Dating from the 15th century, Kisimul is the only significant surviving medieval castle in the Outer Hebrides. It was the residence of the chief of the Macneils of Barra, who claimed descent from the legendary Niall of the Nine Hostages. Tradition tells of the Macneils settling in Barra in the 11th century, but it was only in 1427 that Gilleonan Macneil comes on record as the first lord. He probably built the castle that dominates the rocky islet, and in its shadow a crew house for his personal galley and crew. The sea coursed through Macneil veins, and a descendant, Ruari ‘the Turbulent’, was arrested for piracy of an English ship during King James VI’s reign in the later 16th century.
Heavy debts eventually forced the Macneil chiefs to sell Barra in 1838. However, a descendant, Robert Lister Macneil, the 45th Chief, repurchased the estate in 1937, and set about restoring his ancestral seat. It passed into Historic Scotland’s care in 2000.
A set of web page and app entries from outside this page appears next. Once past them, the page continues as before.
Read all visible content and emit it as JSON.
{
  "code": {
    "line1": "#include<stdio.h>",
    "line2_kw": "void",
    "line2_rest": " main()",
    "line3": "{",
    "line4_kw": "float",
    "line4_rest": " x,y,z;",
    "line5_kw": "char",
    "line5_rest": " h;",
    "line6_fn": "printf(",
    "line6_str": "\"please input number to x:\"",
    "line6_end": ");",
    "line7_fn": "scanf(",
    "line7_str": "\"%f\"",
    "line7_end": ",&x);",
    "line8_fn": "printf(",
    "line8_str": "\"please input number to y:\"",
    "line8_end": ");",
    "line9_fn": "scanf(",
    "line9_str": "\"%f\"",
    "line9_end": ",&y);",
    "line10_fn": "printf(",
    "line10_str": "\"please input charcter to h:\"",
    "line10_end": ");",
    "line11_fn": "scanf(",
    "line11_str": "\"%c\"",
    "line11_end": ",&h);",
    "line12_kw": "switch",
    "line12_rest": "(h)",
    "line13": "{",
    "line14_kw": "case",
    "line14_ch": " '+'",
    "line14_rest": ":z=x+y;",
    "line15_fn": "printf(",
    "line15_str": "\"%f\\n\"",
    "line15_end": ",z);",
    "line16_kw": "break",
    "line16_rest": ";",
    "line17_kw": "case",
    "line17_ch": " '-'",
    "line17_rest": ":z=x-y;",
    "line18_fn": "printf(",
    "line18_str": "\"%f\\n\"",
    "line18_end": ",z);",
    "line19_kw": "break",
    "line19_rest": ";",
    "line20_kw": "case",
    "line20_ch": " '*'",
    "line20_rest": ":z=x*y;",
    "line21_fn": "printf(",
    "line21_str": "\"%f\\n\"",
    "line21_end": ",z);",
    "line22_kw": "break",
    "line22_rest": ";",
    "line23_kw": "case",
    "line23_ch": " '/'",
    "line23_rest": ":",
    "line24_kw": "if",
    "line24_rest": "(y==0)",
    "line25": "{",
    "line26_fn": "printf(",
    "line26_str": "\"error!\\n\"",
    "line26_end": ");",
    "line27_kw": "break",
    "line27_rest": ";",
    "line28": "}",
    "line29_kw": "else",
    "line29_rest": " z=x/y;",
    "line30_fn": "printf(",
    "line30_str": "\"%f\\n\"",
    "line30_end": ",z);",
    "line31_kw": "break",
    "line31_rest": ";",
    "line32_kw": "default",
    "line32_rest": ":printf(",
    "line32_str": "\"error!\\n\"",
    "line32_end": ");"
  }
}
The castle dates essentially from the 15th century. It takes the form of a three-storey tower house. This formed the residence of the clan chief. An associated curtain wall fringed the small rock on which the castle stood, and enclosed a small courtyard in which there are ancillary buildings. These comprised a feasting hall, a chapel, a tanist’s house and a watchman’s house. Most were restored in the 20th century, the tanist’s house serving as the family home of the Macneils. A well near the postern gate is fed with fresh water from an underground seam. Outside the curtain wall, beside the original landing-place, are the foundations of the crew house, where the sailors manning their chief’s galley had their quarters.